--- RECORDS TO USE Enclosed Below ---
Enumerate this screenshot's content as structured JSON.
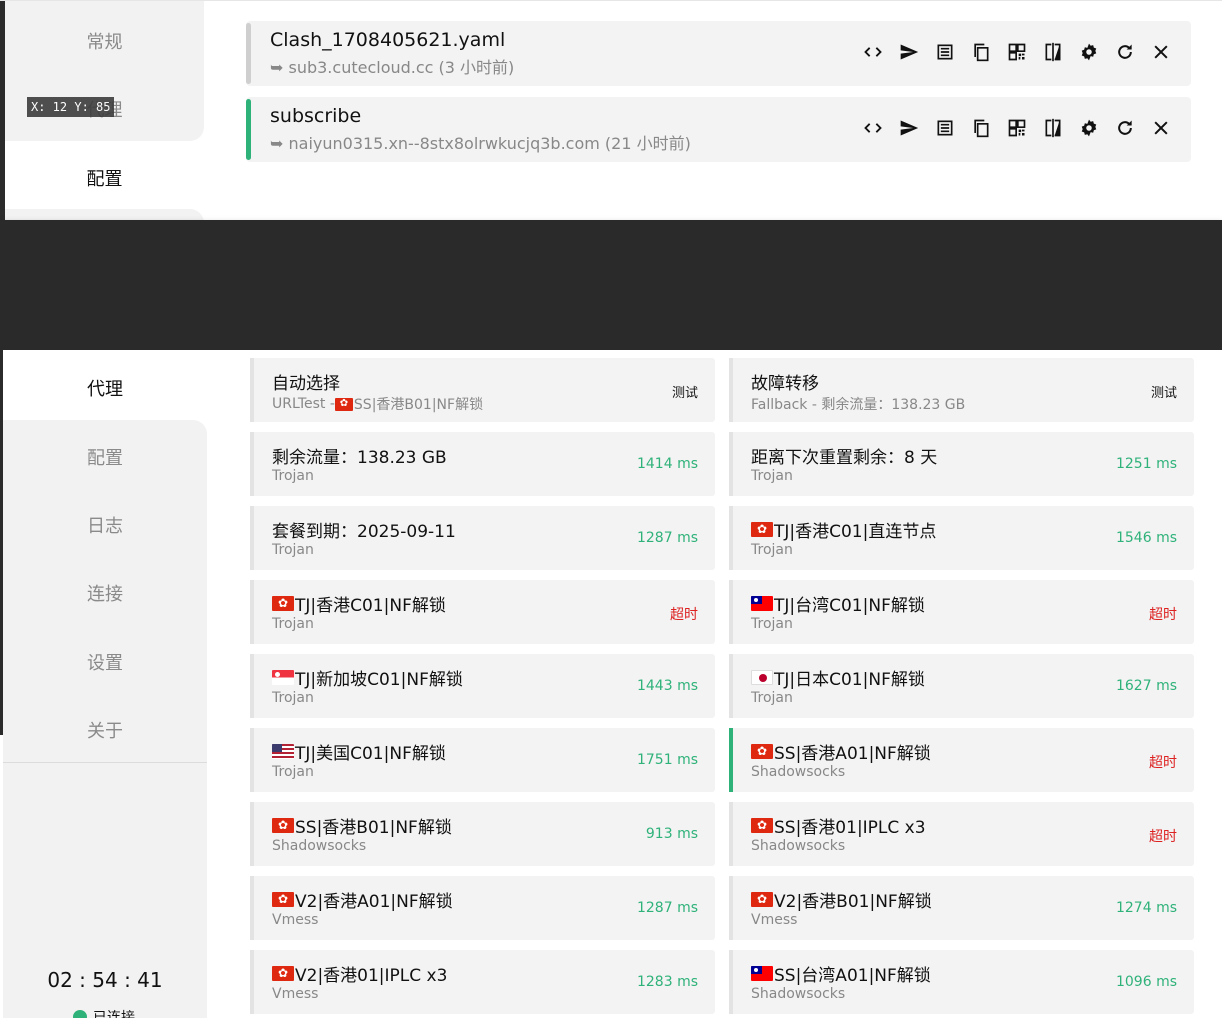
{
  "top_window": {
    "sidebar": [
      "常规",
      "代理",
      "配置"
    ],
    "coord_badge": "X: 12 Y: 85",
    "profiles": [
      {
        "name": "Clash_1708405621.yaml",
        "sub": "➥ sub3.cutecloud.cc (3 小时前)",
        "selected": false
      },
      {
        "name": "subscribe",
        "sub": "➥ naiyun0315.xn--8stx8olrwkucjq3b.com (21 小时前)",
        "selected": true
      }
    ],
    "profile_icons": [
      "code-icon",
      "send-icon",
      "list-icon",
      "copy-icon",
      "qrcode-icon",
      "compare-icon",
      "gear-icon",
      "refresh-icon",
      "close-icon"
    ]
  },
  "bottom_window": {
    "sidebar": [
      "代理",
      "配置",
      "日志",
      "连接",
      "设置",
      "关于"
    ],
    "timer": "02 : 54 : 41",
    "status": "已连接",
    "groups": [
      {
        "title": "自动选择",
        "type": "URLTest - ",
        "type_flag": "hk",
        "type_extra": "SS|香港B01|NF解锁",
        "action": "测试"
      },
      {
        "title": "故障转移",
        "type": "Fallback - 剩余流量：138.23 GB",
        "action": "测试"
      }
    ],
    "proxies": [
      {
        "flag": "",
        "name": "剩余流量：138.23 GB",
        "type": "Trojan",
        "latency": "1414 ms",
        "timeout": false
      },
      {
        "flag": "",
        "name": "距离下次重置剩余：8 天",
        "type": "Trojan",
        "latency": "1251 ms",
        "timeout": false
      },
      {
        "flag": "",
        "name": "套餐到期：2025-09-11",
        "type": "Trojan",
        "latency": "1287 ms",
        "timeout": false
      },
      {
        "flag": "hk",
        "name": "TJ|香港C01|直连节点",
        "type": "Trojan",
        "latency": "1546 ms",
        "timeout": false
      },
      {
        "flag": "hk",
        "name": "TJ|香港C01|NF解锁",
        "type": "Trojan",
        "latency": "超时",
        "timeout": true
      },
      {
        "flag": "tw",
        "name": "TJ|台湾C01|NF解锁",
        "type": "Trojan",
        "latency": "超时",
        "timeout": true
      },
      {
        "flag": "sg",
        "name": "TJ|新加坡C01|NF解锁",
        "type": "Trojan",
        "latency": "1443 ms",
        "timeout": false
      },
      {
        "flag": "jp",
        "name": "TJ|日本C01|NF解锁",
        "type": "Trojan",
        "latency": "1627 ms",
        "timeout": false
      },
      {
        "flag": "us",
        "name": "TJ|美国C01|NF解锁",
        "type": "Trojan",
        "latency": "1751 ms",
        "timeout": false
      },
      {
        "flag": "hk",
        "name": "SS|香港A01|NF解锁",
        "type": "Shadowsocks",
        "latency": "超时",
        "timeout": true,
        "selected": true
      },
      {
        "flag": "hk",
        "name": "SS|香港B01|NF解锁",
        "type": "Shadowsocks",
        "latency": "913 ms",
        "timeout": false
      },
      {
        "flag": "hk",
        "name": "SS|香港01|IPLC x3",
        "type": "Shadowsocks",
        "latency": "超时",
        "timeout": true
      },
      {
        "flag": "hk",
        "name": "V2|香港A01|NF解锁",
        "type": "Vmess",
        "latency": "1287 ms",
        "timeout": false
      },
      {
        "flag": "hk",
        "name": "V2|香港B01|NF解锁",
        "type": "Vmess",
        "latency": "1274 ms",
        "timeout": false
      },
      {
        "flag": "hk",
        "name": "V2|香港01|IPLC x3",
        "type": "Vmess",
        "latency": "1283 ms",
        "timeout": false
      },
      {
        "flag": "tw",
        "name": "SS|台湾A01|NF解锁",
        "type": "Shadowsocks",
        "latency": "1096 ms",
        "timeout": false
      }
    ]
  },
  "colors": {
    "accent_green": "#2fb27a",
    "timeout_red": "#dd2222",
    "card_bg": "#f3f3f3"
  }
}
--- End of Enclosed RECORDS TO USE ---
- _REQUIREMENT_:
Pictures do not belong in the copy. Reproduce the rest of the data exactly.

- _REPLY TO THE EXERCISE_:
Enumerate this screenshot's content as structured JSON.
{
  "top_window": {
    "sidebar": [
      "常规",
      "代理",
      "配置"
    ],
    "coord_badge": "X: 12 Y: 85",
    "profiles": [
      {
        "name": "Clash_1708405621.yaml",
        "sub": "➥ sub3.cutecloud.cc (3 小时前)",
        "selected": false
      },
      {
        "name": "subscribe",
        "sub": "➥ naiyun0315.xn--8stx8olrwkucjq3b.com (21 小时前)",
        "selected": true
      }
    ],
    "profile_icons": [
      "code-icon",
      "send-icon",
      "list-icon",
      "copy-icon",
      "qrcode-icon",
      "compare-icon",
      "gear-icon",
      "refresh-icon",
      "close-icon"
    ]
  },
  "bottom_window": {
    "sidebar": [
      "代理",
      "配置",
      "日志",
      "连接",
      "设置",
      "关于"
    ],
    "timer": "02 : 54 : 41",
    "status": "已连接",
    "groups": [
      {
        "title": "自动选择",
        "type": "URLTest - ",
        "type_flag": "hk",
        "type_extra": "SS|香港B01|NF解锁",
        "action": "测试"
      },
      {
        "title": "故障转移",
        "type": "Fallback - 剩余流量：138.23 GB",
        "action": "测试"
      }
    ],
    "proxies": [
      {
        "flag": "",
        "name": "剩余流量：138.23 GB",
        "type": "Trojan",
        "latency": "1414 ms",
        "timeout": false
      },
      {
        "flag": "",
        "name": "距离下次重置剩余：8 天",
        "type": "Trojan",
        "latency": "1251 ms",
        "timeout": false
      },
      {
        "flag": "",
        "name": "套餐到期：2025-09-11",
        "type": "Trojan",
        "latency": "1287 ms",
        "timeout": false
      },
      {
        "flag": "hk",
        "name": "TJ|香港C01|直连节点",
        "type": "Trojan",
        "latency": "1546 ms",
        "timeout": false
      },
      {
        "flag": "hk",
        "name": "TJ|香港C01|NF解锁",
        "type": "Trojan",
        "latency": "超时",
        "timeout": true
      },
      {
        "flag": "tw",
        "name": "TJ|台湾C01|NF解锁",
        "type": "Trojan",
        "latency": "超时",
        "timeout": true
      },
      {
        "flag": "sg",
        "name": "TJ|新加坡C01|NF解锁",
        "type": "Trojan",
        "latency": "1443 ms",
        "timeout": false
      },
      {
        "flag": "jp",
        "name": "TJ|日本C01|NF解锁",
        "type": "Trojan",
        "latency": "1627 ms",
        "timeout": false
      },
      {
        "flag": "us",
        "name": "TJ|美国C01|NF解锁",
        "type": "Trojan",
        "latency": "1751 ms",
        "timeout": false
      },
      {
        "flag": "hk",
        "name": "SS|香港A01|NF解锁",
        "type": "Shadowsocks",
        "latency": "超时",
        "timeout": true,
        "selected": true
      },
      {
        "flag": "hk",
        "name": "SS|香港B01|NF解锁",
        "type": "Shadowsocks",
        "latency": "913 ms",
        "timeout": false
      },
      {
        "flag": "hk",
        "name": "SS|香港01|IPLC x3",
        "type": "Shadowsocks",
        "latency": "超时",
        "timeout": true
      },
      {
        "flag": "hk",
        "name": "V2|香港A01|NF解锁",
        "type": "Vmess",
        "latency": "1287 ms",
        "timeout": false
      },
      {
        "flag": "hk",
        "name": "V2|香港B01|NF解锁",
        "type": "Vmess",
        "latency": "1274 ms",
        "timeout": false
      },
      {
        "flag": "hk",
        "name": "V2|香港01|IPLC x3",
        "type": "Vmess",
        "latency": "1283 ms",
        "timeout": false
      },
      {
        "flag": "tw",
        "name": "SS|台湾A01|NF解锁",
        "type": "Shadowsocks",
        "latency": "1096 ms",
        "timeout": false
      }
    ]
  },
  "colors": {
    "accent_green": "#2fb27a",
    "timeout_red": "#dd2222",
    "card_bg": "#f3f3f3"
  }
}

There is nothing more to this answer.